Not all of Vargas’ stats are as rosy as those mentioned above however. With great power comes great responsibility and part of said responsibility is patience at the plate. In his twenty-four games played (yes, yes, very small sample size) Kennys has a strikeout rate of 26.2% compared to a walk rate of 3.7%. Not so good. His K/BB rate is 7.0, which is also… not so good. He does hit homeruns at the same pace he draws walks though

Surprisingly, for a player with so little time in the majors his plate discipline isn’t terrible:

Posted Image

A few things we can draw from the chart above:

• Vargas sees more pitches outside the zone than in the zone. Not at all uncommon for batters new to the MLB; for example just over 50% of the pitches thrown Danny Santana’s way are in the zone and he’s been hitting consistently since the beginning of May.

• Of those outside pitches, Kennys has swung at less than half of them, showing he has a decent grasp on what is and isn’t in the zone. Even when he does swing at pitches he technically shouldn’t, whether chasing or fouling off, he’s still able make contact more than half the time, which is encouraging.

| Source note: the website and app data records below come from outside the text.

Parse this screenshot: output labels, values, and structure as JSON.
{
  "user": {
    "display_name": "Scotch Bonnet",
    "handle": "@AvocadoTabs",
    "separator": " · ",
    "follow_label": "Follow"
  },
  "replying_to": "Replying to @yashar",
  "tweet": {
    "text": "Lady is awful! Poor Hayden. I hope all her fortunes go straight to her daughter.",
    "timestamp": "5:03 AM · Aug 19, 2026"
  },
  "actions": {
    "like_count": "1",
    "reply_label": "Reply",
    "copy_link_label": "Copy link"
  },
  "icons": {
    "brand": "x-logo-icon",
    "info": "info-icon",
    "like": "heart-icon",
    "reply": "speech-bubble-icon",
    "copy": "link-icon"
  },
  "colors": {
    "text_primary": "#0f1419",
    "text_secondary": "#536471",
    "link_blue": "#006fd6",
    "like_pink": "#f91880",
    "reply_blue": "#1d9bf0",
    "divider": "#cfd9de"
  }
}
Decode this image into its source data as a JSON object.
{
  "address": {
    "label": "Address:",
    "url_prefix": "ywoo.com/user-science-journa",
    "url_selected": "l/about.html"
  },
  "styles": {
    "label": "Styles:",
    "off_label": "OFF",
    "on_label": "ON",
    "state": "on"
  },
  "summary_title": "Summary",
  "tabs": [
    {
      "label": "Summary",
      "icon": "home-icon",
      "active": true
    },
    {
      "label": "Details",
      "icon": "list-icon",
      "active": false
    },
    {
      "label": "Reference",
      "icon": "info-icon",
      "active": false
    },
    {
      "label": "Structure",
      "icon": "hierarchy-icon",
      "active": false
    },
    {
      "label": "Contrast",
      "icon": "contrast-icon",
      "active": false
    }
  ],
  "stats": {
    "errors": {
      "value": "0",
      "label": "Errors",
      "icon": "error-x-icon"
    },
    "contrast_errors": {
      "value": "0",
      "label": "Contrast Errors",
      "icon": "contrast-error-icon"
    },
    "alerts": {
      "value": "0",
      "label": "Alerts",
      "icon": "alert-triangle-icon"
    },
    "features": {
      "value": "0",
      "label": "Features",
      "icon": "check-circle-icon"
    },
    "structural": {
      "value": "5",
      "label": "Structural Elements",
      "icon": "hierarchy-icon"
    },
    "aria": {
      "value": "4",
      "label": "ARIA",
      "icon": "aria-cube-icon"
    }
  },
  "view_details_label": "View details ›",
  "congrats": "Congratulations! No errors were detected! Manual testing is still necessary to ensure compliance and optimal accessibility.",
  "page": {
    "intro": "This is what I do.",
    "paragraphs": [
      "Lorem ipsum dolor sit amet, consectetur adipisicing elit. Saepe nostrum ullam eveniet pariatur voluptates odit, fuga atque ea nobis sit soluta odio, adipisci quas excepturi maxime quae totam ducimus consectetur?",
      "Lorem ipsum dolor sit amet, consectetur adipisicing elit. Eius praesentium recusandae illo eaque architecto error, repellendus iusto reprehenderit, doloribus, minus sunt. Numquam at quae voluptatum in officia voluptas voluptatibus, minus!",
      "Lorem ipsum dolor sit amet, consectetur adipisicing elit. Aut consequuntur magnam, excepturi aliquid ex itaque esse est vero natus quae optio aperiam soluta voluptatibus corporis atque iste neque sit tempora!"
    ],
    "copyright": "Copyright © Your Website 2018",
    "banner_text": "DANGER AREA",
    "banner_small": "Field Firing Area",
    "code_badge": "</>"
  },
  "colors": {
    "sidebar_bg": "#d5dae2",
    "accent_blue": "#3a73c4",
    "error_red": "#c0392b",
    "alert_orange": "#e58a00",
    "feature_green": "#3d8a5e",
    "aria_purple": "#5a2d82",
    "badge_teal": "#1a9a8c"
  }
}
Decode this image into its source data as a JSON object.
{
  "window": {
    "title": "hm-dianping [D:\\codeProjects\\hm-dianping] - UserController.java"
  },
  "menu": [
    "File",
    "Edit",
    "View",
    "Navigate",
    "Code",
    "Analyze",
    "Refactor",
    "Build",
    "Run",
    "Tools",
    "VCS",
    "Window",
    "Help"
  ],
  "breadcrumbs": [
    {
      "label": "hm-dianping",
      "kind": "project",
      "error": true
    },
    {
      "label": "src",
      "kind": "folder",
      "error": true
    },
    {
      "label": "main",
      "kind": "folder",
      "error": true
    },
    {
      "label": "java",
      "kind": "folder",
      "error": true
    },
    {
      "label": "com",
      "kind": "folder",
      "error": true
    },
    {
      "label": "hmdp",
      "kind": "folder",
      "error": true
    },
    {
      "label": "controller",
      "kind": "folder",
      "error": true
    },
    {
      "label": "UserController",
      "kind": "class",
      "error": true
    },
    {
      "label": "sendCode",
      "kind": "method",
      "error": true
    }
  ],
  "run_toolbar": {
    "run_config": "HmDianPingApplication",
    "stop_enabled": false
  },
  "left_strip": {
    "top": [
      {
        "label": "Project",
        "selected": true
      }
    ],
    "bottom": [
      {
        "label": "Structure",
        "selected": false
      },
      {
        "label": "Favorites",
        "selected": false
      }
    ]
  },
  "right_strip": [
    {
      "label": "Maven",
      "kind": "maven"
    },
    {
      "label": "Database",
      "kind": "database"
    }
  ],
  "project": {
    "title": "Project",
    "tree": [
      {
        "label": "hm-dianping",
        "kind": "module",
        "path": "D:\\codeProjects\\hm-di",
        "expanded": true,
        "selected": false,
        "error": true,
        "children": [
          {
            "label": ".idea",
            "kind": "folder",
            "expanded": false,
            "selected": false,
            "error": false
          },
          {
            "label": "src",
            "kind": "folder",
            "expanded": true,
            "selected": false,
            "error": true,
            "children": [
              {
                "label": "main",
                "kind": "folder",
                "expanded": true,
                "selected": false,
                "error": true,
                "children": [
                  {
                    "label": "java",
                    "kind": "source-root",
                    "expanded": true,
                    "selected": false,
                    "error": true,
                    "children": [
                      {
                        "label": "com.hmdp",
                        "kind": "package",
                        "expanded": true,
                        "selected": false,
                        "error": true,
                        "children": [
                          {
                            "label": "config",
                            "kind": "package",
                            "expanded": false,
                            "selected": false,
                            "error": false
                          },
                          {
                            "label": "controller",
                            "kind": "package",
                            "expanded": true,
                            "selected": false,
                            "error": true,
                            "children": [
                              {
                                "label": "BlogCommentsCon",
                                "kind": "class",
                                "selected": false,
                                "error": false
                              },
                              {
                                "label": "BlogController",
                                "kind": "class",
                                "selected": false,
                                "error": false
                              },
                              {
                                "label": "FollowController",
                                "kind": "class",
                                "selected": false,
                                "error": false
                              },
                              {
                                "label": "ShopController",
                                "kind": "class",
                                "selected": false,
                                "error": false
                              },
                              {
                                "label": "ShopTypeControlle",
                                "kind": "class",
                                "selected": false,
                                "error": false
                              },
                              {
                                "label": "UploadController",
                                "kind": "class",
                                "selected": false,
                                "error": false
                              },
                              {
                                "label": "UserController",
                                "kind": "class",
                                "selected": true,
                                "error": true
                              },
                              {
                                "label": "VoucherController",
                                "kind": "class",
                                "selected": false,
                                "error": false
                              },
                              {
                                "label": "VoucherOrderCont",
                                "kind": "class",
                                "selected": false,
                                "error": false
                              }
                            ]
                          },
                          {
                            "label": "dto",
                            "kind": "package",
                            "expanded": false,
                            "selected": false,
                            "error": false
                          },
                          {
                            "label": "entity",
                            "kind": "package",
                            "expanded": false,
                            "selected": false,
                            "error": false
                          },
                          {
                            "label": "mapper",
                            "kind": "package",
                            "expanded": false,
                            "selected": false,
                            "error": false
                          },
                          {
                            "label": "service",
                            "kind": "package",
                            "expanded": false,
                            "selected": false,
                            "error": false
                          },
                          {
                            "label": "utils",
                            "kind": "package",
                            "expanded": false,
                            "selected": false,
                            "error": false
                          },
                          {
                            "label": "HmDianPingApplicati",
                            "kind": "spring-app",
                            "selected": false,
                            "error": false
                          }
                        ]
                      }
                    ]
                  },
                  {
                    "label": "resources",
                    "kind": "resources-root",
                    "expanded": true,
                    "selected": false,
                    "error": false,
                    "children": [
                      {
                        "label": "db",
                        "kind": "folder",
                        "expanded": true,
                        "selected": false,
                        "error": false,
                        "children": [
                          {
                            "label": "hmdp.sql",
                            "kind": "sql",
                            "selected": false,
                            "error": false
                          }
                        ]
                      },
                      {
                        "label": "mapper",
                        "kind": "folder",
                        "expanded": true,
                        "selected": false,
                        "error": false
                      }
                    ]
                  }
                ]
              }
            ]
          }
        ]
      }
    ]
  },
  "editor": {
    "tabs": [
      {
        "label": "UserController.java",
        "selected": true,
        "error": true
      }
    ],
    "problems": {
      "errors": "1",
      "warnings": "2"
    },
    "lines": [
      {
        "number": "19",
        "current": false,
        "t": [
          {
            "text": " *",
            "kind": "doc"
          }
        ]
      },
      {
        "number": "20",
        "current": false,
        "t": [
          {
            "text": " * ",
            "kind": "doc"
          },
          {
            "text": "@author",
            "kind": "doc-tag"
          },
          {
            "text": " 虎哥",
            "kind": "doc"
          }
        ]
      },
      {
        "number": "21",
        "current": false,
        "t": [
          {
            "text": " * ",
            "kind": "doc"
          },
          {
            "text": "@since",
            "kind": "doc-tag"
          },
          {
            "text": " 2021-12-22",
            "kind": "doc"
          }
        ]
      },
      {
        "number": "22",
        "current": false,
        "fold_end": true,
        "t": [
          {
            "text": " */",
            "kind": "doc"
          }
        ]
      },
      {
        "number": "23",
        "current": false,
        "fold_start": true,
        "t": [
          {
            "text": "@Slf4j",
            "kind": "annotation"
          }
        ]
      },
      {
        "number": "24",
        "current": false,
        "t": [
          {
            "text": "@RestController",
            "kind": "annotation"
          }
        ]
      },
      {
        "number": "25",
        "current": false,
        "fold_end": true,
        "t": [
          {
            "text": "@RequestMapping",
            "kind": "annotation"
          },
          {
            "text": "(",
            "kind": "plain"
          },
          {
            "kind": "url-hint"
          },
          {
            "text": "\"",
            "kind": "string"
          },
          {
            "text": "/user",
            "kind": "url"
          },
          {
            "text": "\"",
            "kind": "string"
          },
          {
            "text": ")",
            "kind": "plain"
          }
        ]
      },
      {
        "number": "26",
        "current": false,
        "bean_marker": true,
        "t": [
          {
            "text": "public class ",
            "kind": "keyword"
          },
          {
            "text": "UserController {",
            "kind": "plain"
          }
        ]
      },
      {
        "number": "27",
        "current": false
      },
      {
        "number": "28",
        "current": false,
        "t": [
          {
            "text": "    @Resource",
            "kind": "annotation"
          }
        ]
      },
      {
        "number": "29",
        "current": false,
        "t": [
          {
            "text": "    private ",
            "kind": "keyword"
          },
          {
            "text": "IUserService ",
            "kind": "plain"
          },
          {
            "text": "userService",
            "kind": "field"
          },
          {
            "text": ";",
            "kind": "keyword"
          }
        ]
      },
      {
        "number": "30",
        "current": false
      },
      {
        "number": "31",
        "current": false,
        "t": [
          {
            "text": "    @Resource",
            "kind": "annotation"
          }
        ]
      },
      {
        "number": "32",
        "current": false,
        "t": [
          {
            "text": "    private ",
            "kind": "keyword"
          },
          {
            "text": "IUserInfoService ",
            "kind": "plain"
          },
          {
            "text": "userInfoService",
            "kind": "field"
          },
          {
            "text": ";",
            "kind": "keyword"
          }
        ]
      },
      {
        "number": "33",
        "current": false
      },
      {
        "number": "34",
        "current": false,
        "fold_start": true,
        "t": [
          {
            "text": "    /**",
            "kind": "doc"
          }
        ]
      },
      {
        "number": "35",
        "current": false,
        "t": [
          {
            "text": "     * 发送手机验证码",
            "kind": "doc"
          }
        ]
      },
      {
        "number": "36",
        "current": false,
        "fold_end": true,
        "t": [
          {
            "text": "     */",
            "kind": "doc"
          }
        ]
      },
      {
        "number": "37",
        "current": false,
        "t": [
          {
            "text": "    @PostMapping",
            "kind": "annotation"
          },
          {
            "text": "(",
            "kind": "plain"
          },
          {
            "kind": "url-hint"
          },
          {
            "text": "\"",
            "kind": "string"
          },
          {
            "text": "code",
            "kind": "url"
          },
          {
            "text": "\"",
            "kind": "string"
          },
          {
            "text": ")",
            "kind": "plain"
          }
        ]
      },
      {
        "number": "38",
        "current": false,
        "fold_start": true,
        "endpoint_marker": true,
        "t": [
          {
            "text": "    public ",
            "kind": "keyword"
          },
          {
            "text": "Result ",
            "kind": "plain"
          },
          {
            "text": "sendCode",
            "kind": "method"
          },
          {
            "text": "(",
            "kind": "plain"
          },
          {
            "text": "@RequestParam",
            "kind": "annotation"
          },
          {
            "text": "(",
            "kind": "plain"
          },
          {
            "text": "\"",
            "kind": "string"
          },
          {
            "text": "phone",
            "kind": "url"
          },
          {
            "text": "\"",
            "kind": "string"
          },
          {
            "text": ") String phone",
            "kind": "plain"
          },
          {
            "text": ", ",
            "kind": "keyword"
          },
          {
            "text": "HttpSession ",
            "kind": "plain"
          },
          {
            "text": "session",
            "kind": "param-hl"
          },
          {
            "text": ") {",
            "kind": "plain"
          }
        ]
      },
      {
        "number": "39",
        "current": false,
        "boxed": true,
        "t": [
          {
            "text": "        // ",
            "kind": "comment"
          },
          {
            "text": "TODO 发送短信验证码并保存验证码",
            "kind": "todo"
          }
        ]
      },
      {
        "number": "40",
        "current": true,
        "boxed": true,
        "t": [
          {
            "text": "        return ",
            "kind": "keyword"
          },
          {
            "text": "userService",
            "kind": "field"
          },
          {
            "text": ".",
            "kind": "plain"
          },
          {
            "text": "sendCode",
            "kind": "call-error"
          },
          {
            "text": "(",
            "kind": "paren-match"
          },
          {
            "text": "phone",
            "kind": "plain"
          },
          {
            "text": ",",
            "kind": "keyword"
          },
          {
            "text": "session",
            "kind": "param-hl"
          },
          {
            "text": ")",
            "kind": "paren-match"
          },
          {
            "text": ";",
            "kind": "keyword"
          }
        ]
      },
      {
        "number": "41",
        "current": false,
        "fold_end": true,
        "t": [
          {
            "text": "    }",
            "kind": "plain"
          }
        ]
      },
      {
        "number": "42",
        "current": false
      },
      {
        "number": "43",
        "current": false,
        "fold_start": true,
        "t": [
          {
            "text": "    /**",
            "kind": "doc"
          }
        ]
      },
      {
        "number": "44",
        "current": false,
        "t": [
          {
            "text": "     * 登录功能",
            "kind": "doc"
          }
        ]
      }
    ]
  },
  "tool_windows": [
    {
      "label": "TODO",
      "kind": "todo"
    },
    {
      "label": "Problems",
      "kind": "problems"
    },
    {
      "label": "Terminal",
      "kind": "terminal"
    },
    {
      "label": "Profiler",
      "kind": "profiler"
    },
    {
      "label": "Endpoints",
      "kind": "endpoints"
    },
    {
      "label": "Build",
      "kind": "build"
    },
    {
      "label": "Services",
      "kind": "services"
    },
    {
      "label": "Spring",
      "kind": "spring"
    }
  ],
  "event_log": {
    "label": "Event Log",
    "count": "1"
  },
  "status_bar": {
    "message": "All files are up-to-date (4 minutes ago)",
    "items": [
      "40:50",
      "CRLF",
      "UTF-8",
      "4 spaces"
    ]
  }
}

• While he may not see as many pitches in the zone, he seems to have a good grasp where the zone is as evidenced by a 31% increase in both swing tendencies and contact made when the ball crosses the plate between the black. For perspective, this season Joe Mauer has swung at 53% of pitches in the zone and made 90% contact. A 4% difference in contact on strike pitches between a guy who has been in the majors for a month and a 3-time batting champ isn’t too shabby.

• Overall, Vargas has a little work to do when it comes to leaving the bat on the shoulder on pitches that are balls, his contact percentages both on those pitches in and outside the zone is an indication that he knows what he can and cannot touch, and that will go a long way when building his foundation as a solid hitter.
I do fear for the day where opposing pitchers take note of Kennys tendencies at the plate. With 28 strikeouts and 4 walks in 99 total at bats, it’s hard to see those numbers getting much worse but then again at the beginning of the year we all thought Chris Colabello would be our run producing machine for the season. I think what we’re all expecting is a DH who plays 1B every once in a while and mashes the ball with such strength we hear Dick Bremer nearly speechless aside from a feeble “…Oh my…” as was the case in Houston when Kennys planted a ball halfway up the second deck in right field.
He certainly has some work to do at the plate when it comes to walks and strikeouts, but if the lineup for the future includes a second coming of the Bash Brothers in the switch hitting Vargas and righty Oswaldo Arcia back to back, you can bet the cameras at Target Field won’t shy away from showing the upper deck seats as much unless one of them cranks a moonshot.

The sun may be setting on another 90+ loss season for the Twins and you've probably stopped reading this because football is right around the corner, but if you're a die hard like I am you'll tune in to the bitter end to see what Vargas (and the other youngins) can do.